“The initial implementation of MIPS hasn’t caused major disruptions in care, and some of the steps taken by CMS to reduce the measurement burden and help physicians manage this have been beneficial,” he says. “However, we’re definitely not done. There are still many opportunities to reduce the burden of reporting; reduce the administrative cost of payment by using better EHRs; shift the focus to measures that matter more to people; and create more efficiency in the health-care system when it comes to things like choice of drugs, choice of procedures and site of service of care. To make this happen, physicians need to take the lead in identifying the right ways to manage costs and effective ways to reduce the reporting burden. Doing so will help us make progress towards a health-care system that really is high-quality, innovative, easy to access and affordable.”

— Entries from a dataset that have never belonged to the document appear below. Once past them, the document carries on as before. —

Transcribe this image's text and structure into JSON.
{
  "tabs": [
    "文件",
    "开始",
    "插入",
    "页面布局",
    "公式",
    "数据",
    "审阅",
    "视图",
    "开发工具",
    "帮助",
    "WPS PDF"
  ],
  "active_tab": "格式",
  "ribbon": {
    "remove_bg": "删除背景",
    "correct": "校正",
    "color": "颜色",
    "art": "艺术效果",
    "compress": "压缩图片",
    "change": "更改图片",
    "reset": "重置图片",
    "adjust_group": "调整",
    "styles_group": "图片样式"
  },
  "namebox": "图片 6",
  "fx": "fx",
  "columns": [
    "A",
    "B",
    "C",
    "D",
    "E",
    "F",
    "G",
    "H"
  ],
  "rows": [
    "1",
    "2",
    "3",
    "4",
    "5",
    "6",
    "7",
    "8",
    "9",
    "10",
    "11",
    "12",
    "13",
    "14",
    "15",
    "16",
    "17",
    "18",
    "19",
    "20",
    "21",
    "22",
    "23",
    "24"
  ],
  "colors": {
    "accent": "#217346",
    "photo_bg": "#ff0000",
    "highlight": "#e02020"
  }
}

Dr. Repka says he’s hopeful for the future, despite the challenges. “In general, ophthalmology is likely to be a big winner in this program compared to other specialties, for a lot of reasons, some of which are inherent to ophthalmology,” he says. “Ophthalmologists tend to be interested in technology and electronics, and a large percentage of practices were early adopters of EHR. On top of that, the IRIS registry has pooled the data together to make the effort fairly seamless, so you don’t have to pay an employee to enter the data. Of course, it’s possible to do that manually, but it’s much more cumbersome.

“It’s very reasonable for a payer to assess the services physicians provide for their insured,” he continues. “A payer has that right. We know that's happening on the government side, and it will happen more and more on the commercial side, so it’s not going away. The big issue is, if meeting these requirements takes up a lot of time, you don’t really want the doctors having to manage this. This performance measurement needs to be a system that does not involve manual data collection. It should be as painless and invisible to the physician as it can be, and risk-adjusted. But beyond that, we want to make sure ophthalmologists can avoid the penalties, and if they want to spend the time and money, go after the bonuses. The bottom line is, we want ophthalmologists to succeed.”

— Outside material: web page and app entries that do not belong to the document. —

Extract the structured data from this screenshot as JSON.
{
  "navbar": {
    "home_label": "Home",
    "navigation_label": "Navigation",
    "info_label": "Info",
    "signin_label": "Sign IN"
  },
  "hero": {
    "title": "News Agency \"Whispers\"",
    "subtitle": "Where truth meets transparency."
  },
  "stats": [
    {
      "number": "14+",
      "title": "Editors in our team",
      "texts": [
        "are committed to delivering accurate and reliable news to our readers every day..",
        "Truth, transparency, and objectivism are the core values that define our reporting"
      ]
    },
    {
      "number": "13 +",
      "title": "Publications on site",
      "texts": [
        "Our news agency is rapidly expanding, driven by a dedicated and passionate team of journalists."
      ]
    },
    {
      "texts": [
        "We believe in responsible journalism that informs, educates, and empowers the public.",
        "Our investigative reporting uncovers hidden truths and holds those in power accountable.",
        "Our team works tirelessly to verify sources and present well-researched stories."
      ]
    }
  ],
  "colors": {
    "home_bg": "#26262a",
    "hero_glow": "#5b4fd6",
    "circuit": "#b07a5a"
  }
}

“No one is ever going to say, ‘I love MIPS!’ ” adds Mr. Grant. “However, after practices start to receive substantial bonuses, they may not feel that the system is unreasonable. We’ll see what happens one the incentives and penalties begin to appear.”  REVIEW

Dr. Repka consults on this topic for the AAO, but has no other relevant financial disclosures. Dr. McClellan and Mr. Grant have no financial ties to anything discussed in the article, although Dr. McClellan notes that he is an independent board member for Johnson & Johnson.